# EXERCISE DIRECTIONS
Line by line, restate the material exactly.

# DATASET EXTRACT

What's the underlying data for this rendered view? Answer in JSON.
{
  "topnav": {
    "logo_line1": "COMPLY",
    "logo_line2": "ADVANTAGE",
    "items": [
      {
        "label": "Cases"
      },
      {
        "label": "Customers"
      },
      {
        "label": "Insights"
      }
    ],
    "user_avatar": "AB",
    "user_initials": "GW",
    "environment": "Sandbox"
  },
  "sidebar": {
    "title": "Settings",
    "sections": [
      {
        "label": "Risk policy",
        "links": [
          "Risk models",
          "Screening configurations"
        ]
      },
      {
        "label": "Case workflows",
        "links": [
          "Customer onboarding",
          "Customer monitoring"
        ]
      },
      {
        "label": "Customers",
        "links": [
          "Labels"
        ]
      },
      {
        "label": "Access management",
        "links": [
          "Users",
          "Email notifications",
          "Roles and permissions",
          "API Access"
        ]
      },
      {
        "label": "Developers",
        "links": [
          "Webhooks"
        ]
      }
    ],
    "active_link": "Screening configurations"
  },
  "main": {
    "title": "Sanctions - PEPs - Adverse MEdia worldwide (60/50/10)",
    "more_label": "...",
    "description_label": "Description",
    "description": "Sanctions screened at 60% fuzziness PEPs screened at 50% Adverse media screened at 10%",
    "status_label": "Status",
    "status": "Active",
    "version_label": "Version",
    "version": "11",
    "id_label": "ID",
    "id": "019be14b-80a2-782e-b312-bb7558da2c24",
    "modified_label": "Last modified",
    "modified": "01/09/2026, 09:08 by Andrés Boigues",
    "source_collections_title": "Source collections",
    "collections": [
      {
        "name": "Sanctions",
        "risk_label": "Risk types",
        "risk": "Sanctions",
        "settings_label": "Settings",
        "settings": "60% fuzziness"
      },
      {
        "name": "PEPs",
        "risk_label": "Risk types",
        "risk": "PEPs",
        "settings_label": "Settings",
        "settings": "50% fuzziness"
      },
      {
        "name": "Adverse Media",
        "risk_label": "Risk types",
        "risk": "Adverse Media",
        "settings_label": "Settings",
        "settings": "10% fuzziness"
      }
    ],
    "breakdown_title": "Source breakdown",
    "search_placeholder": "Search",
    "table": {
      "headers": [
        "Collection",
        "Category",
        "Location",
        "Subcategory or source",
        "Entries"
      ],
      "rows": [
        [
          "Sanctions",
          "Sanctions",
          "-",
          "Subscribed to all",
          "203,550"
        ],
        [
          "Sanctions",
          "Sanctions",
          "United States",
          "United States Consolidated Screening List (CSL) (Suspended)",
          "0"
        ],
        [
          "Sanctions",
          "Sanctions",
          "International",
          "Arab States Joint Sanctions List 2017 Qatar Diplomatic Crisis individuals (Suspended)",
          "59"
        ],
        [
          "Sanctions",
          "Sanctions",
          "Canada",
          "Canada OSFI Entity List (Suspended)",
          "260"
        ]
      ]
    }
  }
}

# COMPLETED EXERCISE
What's the underlying data for this rendered view? Answer in JSON.
{
  "topnav": {
    "logo_line1": "COMPLY",
    "logo_line2": "ADVANTAGE",
    "items": [
      {
        "label": "Cases"
      },
      {
        "label": "Customers"
      },
      {
        "label": "Insights"
      }
    ],
    "user_avatar": "AB",
    "user_initials": "GW",
    "environment": "Sandbox"
  },
  "sidebar": {
    "title": "Settings",
    "sections": [
      {
        "label": "Risk policy",
        "links": [
          "Risk models",
          "Screening configurations"
        ]
      },
      {
        "label": "Case workflows",
        "links": [
          "Customer onboarding",
          "Customer monitoring"
        ]
      },
      {
        "label": "Customers",
        "links": [
          "Labels"
        ]
      },
      {
        "label": "Access management",
        "links": [
          "Users",
          "Email notifications",
          "Roles and permissions",
          "API Access"
        ]
      },
      {
        "label": "Developers",
        "links": [
          "Webhooks"
        ]
      }
    ],
    "active_link": "Screening configurations"
  },
  "main": {
    "title": "Sanctions - PEPs - Adverse MEdia worldwide (60/50/10)",
    "more_label": "...",
    "description_label": "Description",
    "description": "Sanctions screened at 60% fuzziness PEPs screened at 50% Adverse media screened at 10%",
    "status_label": "Status",
    "status": "Active",
    "version_label": "Version",
    "version": "11",
    "id_label": "ID",
    "id": "019be14b-80a2-782e-b312-bb7558da2c24",
    "modified_label": "Last modified",
    "modified": "01/09/2026, 09:08 by Andrés Boigues",
    "source_collections_title": "Source collections",
    "collections": [
      {
        "name": "Sanctions",
        "risk_label": "Risk types",
        "risk": "Sanctions",
        "settings_label": "Settings",
        "settings": "60% fuzziness"
      },
      {
        "name": "PEPs",
        "risk_label": "Risk types",
        "risk": "PEPs",
        "settings_label": "Settings",
        "settings": "50% fuzziness"
      },
      {
        "name": "Adverse Media",
        "risk_label": "Risk types",
        "risk": "Adverse Media",
        "settings_label": "Settings",
        "settings": "10% fuzziness"
      }
    ],
    "breakdown_title": "Source breakdown",
    "search_placeholder": "Search",
    "table": {
      "headers": [
        "Collection",
        "Category",
        "Location",
        "Subcategory or source",
        "Entries"
      ],
      "rows": [
        [
          "Sanctions",
          "Sanctions",
          "-",
          "Subscribed to all",
          "203,550"
        ],
        [
          "Sanctions",
          "Sanctions",
          "United States",
          "United States Consolidated Screening List (CSL) (Suspended)",
          "0"
        ],
        [
          "Sanctions",
          "Sanctions",
          "International",
          "Arab States Joint Sanctions List 2017 Qatar Diplomatic Crisis individuals (Suspended)",
          "59"
        ],
        [
          "Sanctions",
          "Sanctions",
          "Canada",
          "Canada OSFI Entity List (Suspended)",
          "260"
        ]
      ]
    }
  }
}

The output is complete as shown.